The three main drivers of degradation of water quality are the nutrients (mainly nitrogen, N and phosphorous, P), pathogens, and sediments. Run-off from farming areas, livestock waste, fertilizers, pesticides, septic tanks, wastewater, and stormwater are the main contributors of nitrogen, phosphorous and pathogens into waterways and groundwater. In addition to this, the deforestation of many areas adjacent to waterways has increased the erosion of river banks, and removed the natural barrier that reduced the inputs of nutrients, sediments and pathogens to streams from agricultural and urban areas.

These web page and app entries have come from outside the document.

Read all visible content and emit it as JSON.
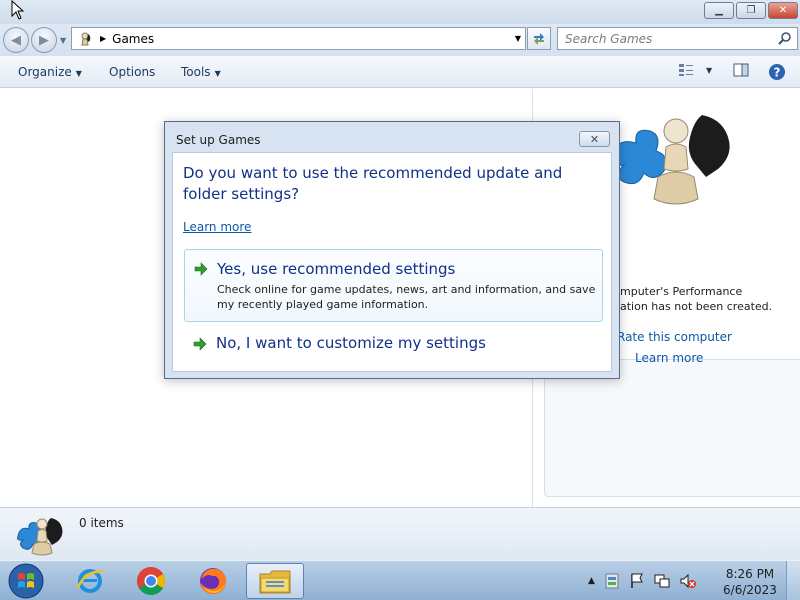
{
  "window": {
    "minimize_glyph": "▁",
    "maximize_glyph": "❐",
    "close_glyph": "✕"
  },
  "nav": {
    "back_glyph": "◀",
    "forward_glyph": "▶",
    "breadcrumb": "Games",
    "search_placeholder": "Search Games"
  },
  "commands": {
    "organize": "Organize",
    "options": "Options",
    "tools": "Tools"
  },
  "details_pane": {
    "perf_line1": "mputer's Performance",
    "perf_line2": "ation has not been created.",
    "rate_link": "Rate this computer",
    "learn_link": "Learn more"
  },
  "status": {
    "item_count": "0 items"
  },
  "dialog": {
    "title": "Set up Games",
    "close_glyph": "✕",
    "question": "Do you want to use the recommended update and folder settings?",
    "learn_more": "Learn more",
    "option_recommended": {
      "heading": "Yes, use recommended settings",
      "description": "Check online for game updates, news, art and information, and save my recently played game information."
    },
    "option_customize": {
      "heading": "No, I want to customize my settings"
    }
  },
  "taskbar": {
    "time": "8:26 PM",
    "date": "6/6/2023",
    "pinned": [
      "start-orb",
      "internet-explorer-icon",
      "chrome-icon",
      "firefox-icon",
      "file-explorer-icon"
    ]
  },
  "colors": {
    "link": "#0b5aa8",
    "heading_blue": "#11308a",
    "green_arrow": "#2f9e2f"
  }
}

ESR is working on the potential of New Zealand native vegetation to improve water quality. Over the last 10 years, working with colleagues at Lincoln University New Zealand, we have demonstrated that the antimicrobial properties of mānuka and kānuka (usually recorded in honey and essential oils) are also present in root systems. This means that microbial contaminants (measured by E. coli as an indicator) die-off is much faster under mānuka and kānuka than under pasture (8 days against 83 days)[1]. These properties are also extended to soil bacteria related to the nitrogen cycle, making mānuka and kānuka root systems able to significantly reduce the leaching of nitrate compared with pasture or radiata pine.

These properties open the gates to numerous uses and applied research, based on using these plants to reduce the main drivers of water pollution. The current projects that we are undertaking are based on the following questions:

Can we demonstrate in real conditions the properties of mānuka and kānuka to reduce pathogens and nutrients?

ESR hypothesizes that restoring native vegetation where mānuka and kānuka are included in the margins of waterways, would reduce the amount of nutrients, sediments and pathogens that arrive from farming lands. In the same way, plantations of mānuka and kānuka could be used to safely land-treat biowastes such as municipal wastewater or biosolids.

ESR is leading projects around Lake Waikare and Lake Wairarapa to demonstrate and quantify the potential of mānuka and kānuka dominated native vegetation, to increase the water quality affected by farming activities. These projects are funded by the Waikato River Authority, Waikato Regional Council, Greater Wellington Regional Council, and ESR Strategic Science Investment Funding, and count on numerous collaborators: Ngā Muka Ltd, Te Riu o Waikato Ltd, Matahuru Marae / Nikau Farm Trust, Ecoquest, Rangitane, Kahungunu ki Wairarapa and Manuka Farms.

A drain that flows to Lake Waikare in the Nikau Farm, where one of the experimental riparian plantations will take place.

ESR scientists working the in the experimental plots in Lake Wairarapa Project.

Are there other native plants with the same properties?

Current projects are seeking to find other native plants with similar properties as mānuka and kānuka. As a first step, we are screening a list of potential native plants for their antimicrobial properties. For this, plant extracts of 15 native species from North Island and South Island are being tested against important pathogens such as Staphylococcus aureus, and Campylobacter jejuni. With this results we expect to increase the knowledge about potential native plants for reducing pathogen and nitrogen loads into waterways, as well as to provide incentives for increasing the biodiversity in riparian plantations.

Jacqui Horswell,

Maria Gutierrez-Gines,

[1] Prosser J, Anderson CWN, Horswell J, Speir TW. 2014. Can mānuka (Leptospermum scoparium) antimicrobial properties be utilised in the remediation of pathogen contaminated land? Soil Biology and Biochemistry 75: 167–174.

Prosser JA, Woods RR, Horswell J, Robinson BH. 2016. The potential in-situ antimicrobial ability of Myrtaceae plant species on pathogens in soil. Soil Biology and Biochemistry 96: 1–3